=== What you have to do ===
Reproduce every record below exactly, with the pictures left out.

• • • •

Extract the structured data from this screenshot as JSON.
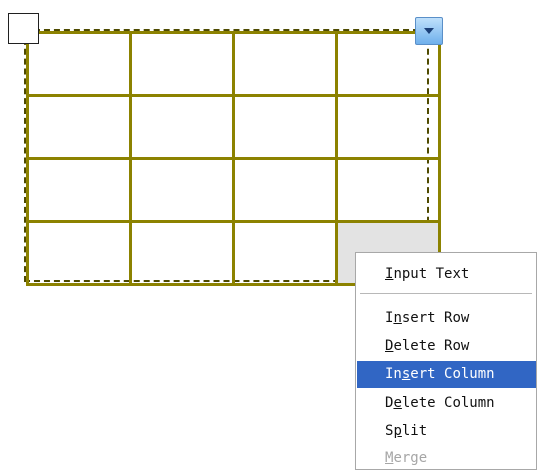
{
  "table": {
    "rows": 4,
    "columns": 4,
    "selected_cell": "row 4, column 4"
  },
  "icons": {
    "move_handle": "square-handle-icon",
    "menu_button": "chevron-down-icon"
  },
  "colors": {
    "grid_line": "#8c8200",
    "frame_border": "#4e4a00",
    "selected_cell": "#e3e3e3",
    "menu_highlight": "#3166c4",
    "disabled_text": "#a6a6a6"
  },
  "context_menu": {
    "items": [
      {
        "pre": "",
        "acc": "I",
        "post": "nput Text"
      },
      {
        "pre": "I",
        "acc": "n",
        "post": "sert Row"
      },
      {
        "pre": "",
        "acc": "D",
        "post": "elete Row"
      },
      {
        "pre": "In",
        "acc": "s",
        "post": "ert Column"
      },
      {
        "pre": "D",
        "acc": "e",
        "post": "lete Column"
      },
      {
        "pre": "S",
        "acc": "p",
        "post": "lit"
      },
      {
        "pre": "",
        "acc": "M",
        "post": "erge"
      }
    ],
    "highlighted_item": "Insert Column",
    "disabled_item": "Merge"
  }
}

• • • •

=== Solution to the exercise ===
Extract the structured data from this screenshot as JSON.
{
  "table": {
    "rows": 4,
    "columns": 4,
    "selected_cell": "row 4, column 4"
  },
  "icons": {
    "move_handle": "square-handle-icon",
    "menu_button": "chevron-down-icon"
  },
  "colors": {
    "grid_line": "#8c8200",
    "frame_border": "#4e4a00",
    "selected_cell": "#e3e3e3",
    "menu_highlight": "#3166c4",
    "disabled_text": "#a6a6a6"
  },
  "context_menu": {
    "items": [
      {
        "pre": "",
        "acc": "I",
        "post": "nput Text"
      },
      {
        "pre": "I",
        "acc": "n",
        "post": "sert Row"
      },
      {
        "pre": "",
        "acc": "D",
        "post": "elete Row"
      },
      {
        "pre": "In",
        "acc": "s",
        "post": "ert Column"
      },
      {
        "pre": "D",
        "acc": "e",
        "post": "lete Column"
      },
      {
        "pre": "S",
        "acc": "p",
        "post": "lit"
      },
      {
        "pre": "",
        "acc": "M",
        "post": "erge"
      }
    ],
    "highlighted_item": "Insert Column",
    "disabled_item": "Merge"
  }
}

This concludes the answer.